The South Asia Center at the University of Washington announces, with pleasure, the competition for the Frank F. Conlon Fellowship in South Asian Studies. We invite graduate students in any discipline, including international students, who are engaged in the study of South Asia.Awarded on the basis of academic merit and demonstrated financial need as determined by the UW Office of Student Financial Aid. Applicants for South Asia FLAS fellowships (both current and prospective students) are considered automatically. If you are not eligible for a FLAS, you may apply for the Conlon Fellowship through the Jackson School Fellowship Application System. The application opens in October and is due in January. Awards: $8,000 for tuition or living expenses.
As a unit of the University of Washington’s Graduate School for over 40 years, the Graduate Opportunities and Minority Achievement Program (GO-MAP) is committed to serving the needs of underrepresented graduate students of color to enhance equity and graduate student success. GO-MAP aims to cultivate a culturally and ethnically diverse academic, educational and social environment in which all students can learn and thrive while attending the University of Washington. In working closely with graduate students, faculty, and staff, GO-MAP strives to strengthen and maintain campus diversity while enhancing academic opportunities for graduate students of color and encouraging scholarship and research that explores cultural diversity.
The Graduate Opportunities & Minority Achievement Program also has links to similar funding opportunities.
The Jackson School does not always have TA-ships available for the academic year. Please email email@example.com to inquire. Occasionally, TA-ships are available in other related departments and programs within the College of Arts and Sciences especially those that offer courses cross-listed with Comparative Religion such as Near Eastern Languages and Civilization.
Center for Global Studies funding resources:
Critical Language Scholarship Program (CLS)
The Program is a fully-funded overseas intensive language and cultural immersion program for American undergraduate and graduate students with the goal of broadening the base of Americans studying and mastering critical languages and to build relationships between the people of the United States and other countries.
The fourteen CLS languages are: Arabic, Azerbaijani, Bangla, Chinese, Hindi, Indonesian, Japanese, Korean, Persian, Punjabi, Russian, Swahili, Turkish, and Urdu. Participants in the CLS Program are not required to have any experience studying critical languages for most of the fourteen languages. Arabic, Chinese, Persian, Russian, and Japanese institutes have language prerequisites, which can be found on the CLS website. More information at: http://www.clscholarship.org/information-for/applicants.
Fulbright U.S. Student Program
Sponsored by the U.S. Department of State, Bureau of Educational and Cultural Affairs, the Fulbright U.S. Student Program provides grants to recent graduates, Master’s and doctoral candidates, and young professionals for individually designed study or research projects and for English Teaching Assistantships. The Fulbright Critical Language Enhancement Award provides supplemental funding to the Fulbright U.S. Student Program for grantees to receive between three and six months of intensive language study in addition to their research or study grants. This opportunity is available for select languages.

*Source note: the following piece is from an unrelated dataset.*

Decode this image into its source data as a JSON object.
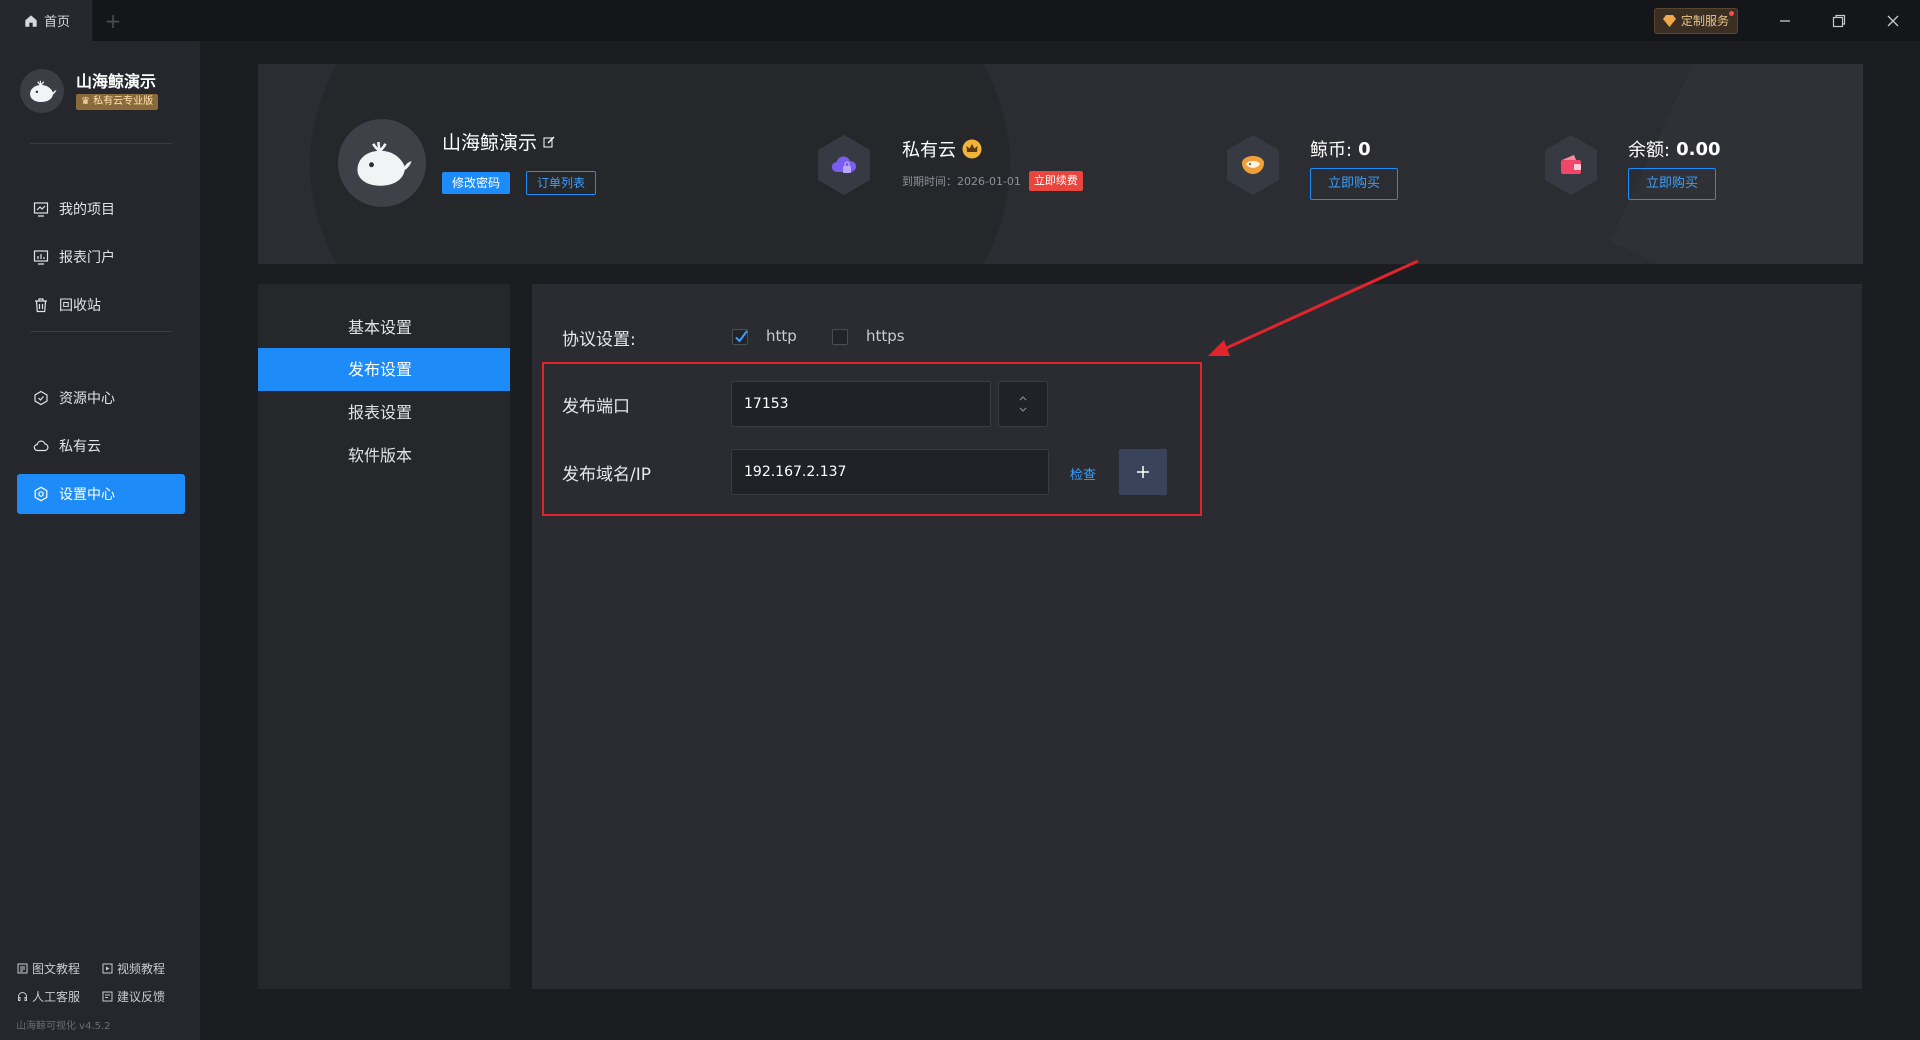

Other University of Washington departments and schools offer a variety of fellowships for both undergraduate and undergraduate students. Please see the Department of Near Eastern Languages and Civilization page for more information.
The UW Office of Student Financial Aid can assist students with a variety of financial aid options including grants and scholarships, work-study, student loans and state and federal financial aid.